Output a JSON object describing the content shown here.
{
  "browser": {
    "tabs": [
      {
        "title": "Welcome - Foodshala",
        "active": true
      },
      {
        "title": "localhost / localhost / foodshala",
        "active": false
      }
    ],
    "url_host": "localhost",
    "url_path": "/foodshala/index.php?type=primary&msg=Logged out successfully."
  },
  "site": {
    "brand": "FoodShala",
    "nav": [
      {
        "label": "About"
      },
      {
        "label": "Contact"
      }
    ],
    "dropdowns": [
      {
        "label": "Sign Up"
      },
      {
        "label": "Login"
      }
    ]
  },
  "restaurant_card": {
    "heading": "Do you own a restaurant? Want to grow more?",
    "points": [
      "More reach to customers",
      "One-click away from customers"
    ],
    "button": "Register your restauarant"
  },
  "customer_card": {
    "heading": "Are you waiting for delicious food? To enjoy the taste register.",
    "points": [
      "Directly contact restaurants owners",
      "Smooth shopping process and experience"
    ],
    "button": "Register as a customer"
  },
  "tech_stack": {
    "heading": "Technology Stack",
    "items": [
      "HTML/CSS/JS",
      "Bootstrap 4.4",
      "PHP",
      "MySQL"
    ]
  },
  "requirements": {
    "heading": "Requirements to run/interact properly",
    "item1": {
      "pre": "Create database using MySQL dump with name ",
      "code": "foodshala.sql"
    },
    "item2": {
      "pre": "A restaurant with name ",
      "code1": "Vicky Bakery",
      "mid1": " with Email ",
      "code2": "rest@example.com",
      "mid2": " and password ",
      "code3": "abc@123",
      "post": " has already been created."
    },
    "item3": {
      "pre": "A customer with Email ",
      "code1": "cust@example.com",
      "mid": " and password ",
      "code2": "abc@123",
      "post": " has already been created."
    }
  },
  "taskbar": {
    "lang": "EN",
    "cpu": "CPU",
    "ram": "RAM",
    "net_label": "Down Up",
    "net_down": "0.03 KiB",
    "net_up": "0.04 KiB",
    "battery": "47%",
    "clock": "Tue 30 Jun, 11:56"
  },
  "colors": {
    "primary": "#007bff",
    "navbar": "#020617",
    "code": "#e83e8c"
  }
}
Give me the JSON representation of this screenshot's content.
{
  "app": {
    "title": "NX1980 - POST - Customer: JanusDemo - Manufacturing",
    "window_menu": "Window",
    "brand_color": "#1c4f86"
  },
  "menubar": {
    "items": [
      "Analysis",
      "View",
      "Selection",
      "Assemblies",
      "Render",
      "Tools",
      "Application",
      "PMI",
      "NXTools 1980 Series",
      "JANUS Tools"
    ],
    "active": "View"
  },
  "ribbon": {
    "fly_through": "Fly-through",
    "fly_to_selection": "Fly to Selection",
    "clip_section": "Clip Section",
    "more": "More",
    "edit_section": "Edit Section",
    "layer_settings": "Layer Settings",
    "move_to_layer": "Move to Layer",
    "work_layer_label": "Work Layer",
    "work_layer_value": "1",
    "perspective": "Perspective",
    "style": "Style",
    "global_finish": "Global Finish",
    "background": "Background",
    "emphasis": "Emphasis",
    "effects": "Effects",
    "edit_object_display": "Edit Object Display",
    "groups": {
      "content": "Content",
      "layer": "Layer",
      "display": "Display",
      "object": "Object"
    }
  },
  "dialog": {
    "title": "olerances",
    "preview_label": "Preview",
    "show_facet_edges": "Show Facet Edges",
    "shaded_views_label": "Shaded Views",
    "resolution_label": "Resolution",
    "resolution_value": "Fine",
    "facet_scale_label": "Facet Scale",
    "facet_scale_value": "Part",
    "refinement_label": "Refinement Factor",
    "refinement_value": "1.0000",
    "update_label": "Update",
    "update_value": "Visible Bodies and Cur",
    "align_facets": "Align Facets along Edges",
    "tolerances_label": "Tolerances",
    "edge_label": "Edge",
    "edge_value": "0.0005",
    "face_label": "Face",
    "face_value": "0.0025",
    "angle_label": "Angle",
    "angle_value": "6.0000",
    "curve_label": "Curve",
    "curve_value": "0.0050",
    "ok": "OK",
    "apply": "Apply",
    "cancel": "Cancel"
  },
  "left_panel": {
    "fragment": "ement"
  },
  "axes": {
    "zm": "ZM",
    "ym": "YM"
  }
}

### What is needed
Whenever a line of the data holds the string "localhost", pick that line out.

### Response to the exercise
        "title": "localhost / localhost / foodshala",
    "url_host": "localhost",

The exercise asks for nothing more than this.